"The police may search an automobile and the containers within it where they have probable cause to believe contraband or evidence is contained." California v. Acevedo, 500 U.S. 565, 580 (1991). "A canine alert gives rise to probable cause to search a vehicle." United States v. Williams, 403 F.3d 1203, 1207 (10th Cir. 2005). This is so even when the dog alert occurs during a warrantless sniff on "the exterior of a vehicle during a lawful traffic stop" because such sniffs do not implicate the Fourth Amendment. Id. (citing Illinois v. Caballes, 543 U.S. 405, 409 (2005)).
The record reveals that Sergeant Winterton had two objectively reasonable bases for stopping Mr. Stewart's Tahoe. First, it lacked a front license plate. Second, its rear license plate was obscured. R. Vol. III, at 2829. The traffic stop was therefore lawful. And after Sergeant Winterton arrested Mr. Stewart for keeping a loaded gun in his car, another violation of Utah law, Deputy Royal arrived and deployed Boomer before anyone searched the Tahoe. Id. at 6061. Boomer alerted on the Tahoe's rear driver's side by aggressively scratching at it. Id. at 5051. This alert gave rise to probable cause to search Mr. Stewart's Tahoe and its contents. The officers did so, and discovered the drugs, only after Boomer alerted. Id. at 61. Based on these facts, we hold that the officers' search of Mr. Stewart's Tahoe was lawful under the automobile exception to the warrant requirement.
Mr. Stewart, however, urges us not to affirm on this basis. He states that he first learned of Boomer's sniff at the evidentiary hearing, and that the belated disclosure prevented him from adequately investigating it. While the timing of the disclosure may be suspect, Mr. Stewart nonetheless was able to investigate fully. His lawyer thoroughly cross-examined Deputy Royal about Boomer's training and experience. He then asked for and received more than ten days to further investigate Boomer's qualifications and Deputy Royal's report. His post-hearing investigation did not produce any new evidence that Mr. Stewart could have used to expand the scope of Deputy Royal's cross-examination. Accordingly, the exact time that Mr. Stewart learned of Boomer's alert does not change the Fourth Amendment calculus here.

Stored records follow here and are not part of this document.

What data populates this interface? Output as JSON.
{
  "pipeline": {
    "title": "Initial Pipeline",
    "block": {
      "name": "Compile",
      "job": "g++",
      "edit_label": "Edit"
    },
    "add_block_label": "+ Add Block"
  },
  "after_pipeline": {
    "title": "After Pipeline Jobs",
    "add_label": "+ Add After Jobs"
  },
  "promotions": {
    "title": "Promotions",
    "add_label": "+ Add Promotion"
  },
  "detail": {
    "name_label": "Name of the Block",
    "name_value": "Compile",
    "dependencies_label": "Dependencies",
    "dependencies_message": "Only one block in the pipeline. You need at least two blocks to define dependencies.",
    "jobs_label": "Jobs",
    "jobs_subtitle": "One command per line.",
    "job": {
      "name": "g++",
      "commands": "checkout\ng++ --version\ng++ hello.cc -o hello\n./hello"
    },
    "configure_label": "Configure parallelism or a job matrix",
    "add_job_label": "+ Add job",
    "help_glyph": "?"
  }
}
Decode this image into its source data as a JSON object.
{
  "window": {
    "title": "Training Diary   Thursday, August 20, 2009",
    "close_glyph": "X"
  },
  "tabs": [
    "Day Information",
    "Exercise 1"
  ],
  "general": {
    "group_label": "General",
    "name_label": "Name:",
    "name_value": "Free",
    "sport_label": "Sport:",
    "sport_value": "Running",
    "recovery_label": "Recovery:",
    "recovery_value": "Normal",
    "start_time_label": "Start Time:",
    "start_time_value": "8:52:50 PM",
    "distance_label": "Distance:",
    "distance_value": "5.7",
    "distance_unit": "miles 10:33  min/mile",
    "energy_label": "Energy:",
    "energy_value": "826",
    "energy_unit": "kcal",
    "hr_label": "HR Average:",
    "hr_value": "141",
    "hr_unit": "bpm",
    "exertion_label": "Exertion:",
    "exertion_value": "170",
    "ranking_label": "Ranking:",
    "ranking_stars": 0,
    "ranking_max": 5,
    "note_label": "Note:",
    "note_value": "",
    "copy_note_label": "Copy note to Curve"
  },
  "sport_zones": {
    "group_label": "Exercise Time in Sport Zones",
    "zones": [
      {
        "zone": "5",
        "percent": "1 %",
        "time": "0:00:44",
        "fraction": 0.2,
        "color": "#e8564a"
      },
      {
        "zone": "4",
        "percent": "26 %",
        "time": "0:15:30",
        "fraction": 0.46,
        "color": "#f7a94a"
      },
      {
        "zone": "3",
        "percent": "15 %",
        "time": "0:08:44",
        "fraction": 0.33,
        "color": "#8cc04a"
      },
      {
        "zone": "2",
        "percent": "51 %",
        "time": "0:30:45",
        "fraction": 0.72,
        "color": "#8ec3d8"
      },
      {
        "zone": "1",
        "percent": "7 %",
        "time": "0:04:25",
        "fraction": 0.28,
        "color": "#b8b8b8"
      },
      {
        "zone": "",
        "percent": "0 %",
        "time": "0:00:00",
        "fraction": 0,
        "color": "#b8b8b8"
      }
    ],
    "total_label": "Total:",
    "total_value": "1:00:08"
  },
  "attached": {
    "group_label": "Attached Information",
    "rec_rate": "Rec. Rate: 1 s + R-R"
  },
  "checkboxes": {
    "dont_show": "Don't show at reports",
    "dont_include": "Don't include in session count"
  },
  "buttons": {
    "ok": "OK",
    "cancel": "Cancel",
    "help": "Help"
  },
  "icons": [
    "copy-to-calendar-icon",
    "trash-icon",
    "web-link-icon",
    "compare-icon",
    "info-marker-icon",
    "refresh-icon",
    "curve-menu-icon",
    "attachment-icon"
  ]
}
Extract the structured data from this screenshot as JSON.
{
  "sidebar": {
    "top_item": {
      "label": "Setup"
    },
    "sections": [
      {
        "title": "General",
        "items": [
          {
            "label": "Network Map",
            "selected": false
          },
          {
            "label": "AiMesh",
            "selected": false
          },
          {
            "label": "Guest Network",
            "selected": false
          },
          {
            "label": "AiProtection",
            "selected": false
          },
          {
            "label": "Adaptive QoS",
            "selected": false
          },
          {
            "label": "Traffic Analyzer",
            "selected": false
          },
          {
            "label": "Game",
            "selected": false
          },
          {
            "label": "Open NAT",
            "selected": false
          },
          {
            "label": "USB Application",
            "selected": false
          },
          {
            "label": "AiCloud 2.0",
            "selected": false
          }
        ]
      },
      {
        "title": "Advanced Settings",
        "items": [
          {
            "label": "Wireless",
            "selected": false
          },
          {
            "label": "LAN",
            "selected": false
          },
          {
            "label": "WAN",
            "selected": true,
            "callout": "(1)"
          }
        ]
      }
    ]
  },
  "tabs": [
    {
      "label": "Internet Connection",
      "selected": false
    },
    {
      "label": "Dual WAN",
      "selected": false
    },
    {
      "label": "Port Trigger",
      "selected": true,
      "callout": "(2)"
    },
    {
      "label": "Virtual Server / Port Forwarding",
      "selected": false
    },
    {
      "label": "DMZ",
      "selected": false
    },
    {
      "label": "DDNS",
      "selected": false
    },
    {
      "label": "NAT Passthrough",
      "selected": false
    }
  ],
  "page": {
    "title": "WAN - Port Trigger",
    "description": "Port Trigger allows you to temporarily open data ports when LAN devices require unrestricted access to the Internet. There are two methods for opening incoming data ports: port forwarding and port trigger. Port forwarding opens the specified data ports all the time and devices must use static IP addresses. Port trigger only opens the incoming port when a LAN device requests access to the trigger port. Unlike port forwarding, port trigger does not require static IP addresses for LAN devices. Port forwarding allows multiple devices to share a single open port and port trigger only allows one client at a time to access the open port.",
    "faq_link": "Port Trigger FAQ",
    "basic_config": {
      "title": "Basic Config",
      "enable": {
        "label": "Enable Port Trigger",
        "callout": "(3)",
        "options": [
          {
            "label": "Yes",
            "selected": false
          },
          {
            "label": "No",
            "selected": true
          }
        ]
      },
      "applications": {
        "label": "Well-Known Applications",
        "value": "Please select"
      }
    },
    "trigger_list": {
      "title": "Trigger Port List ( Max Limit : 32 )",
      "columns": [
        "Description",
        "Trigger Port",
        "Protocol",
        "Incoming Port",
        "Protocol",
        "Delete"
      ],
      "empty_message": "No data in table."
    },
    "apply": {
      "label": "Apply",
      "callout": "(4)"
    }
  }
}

Similarly, Mr. Stewart urges us to ignore Boomer's alert because the district court instructed the government to "skip the dog" and described the dog sniff as "superfluous." R. Vol. V, at 2425. The district court made these comments, however, during oral argument on Mr. Stewart's motion to suppress, not during the evidentiary hearings on that motion. The court gave Mr. Stewart tremendous latitude in the evidentiary hearing to conduct whatever inquiry he felt was appropriate. Only after it decided that the search was properly categorized as an inventory search or a search incident to arrest did the district court limit the prosecutor's arguments about the dog sniff.
We are not limited by the district court's legal conclusions. Indeed, this is precisely the type of case susceptible to affirmance on alternate grounds: the defendant had every opportunity to develop a factual record on this issue. Our view of those facts persuades us that the dog sniff may be serendipitous, but it is not superfluous.
We AFFIRM the district court's denial of Mr. Stewart's motion to suppress.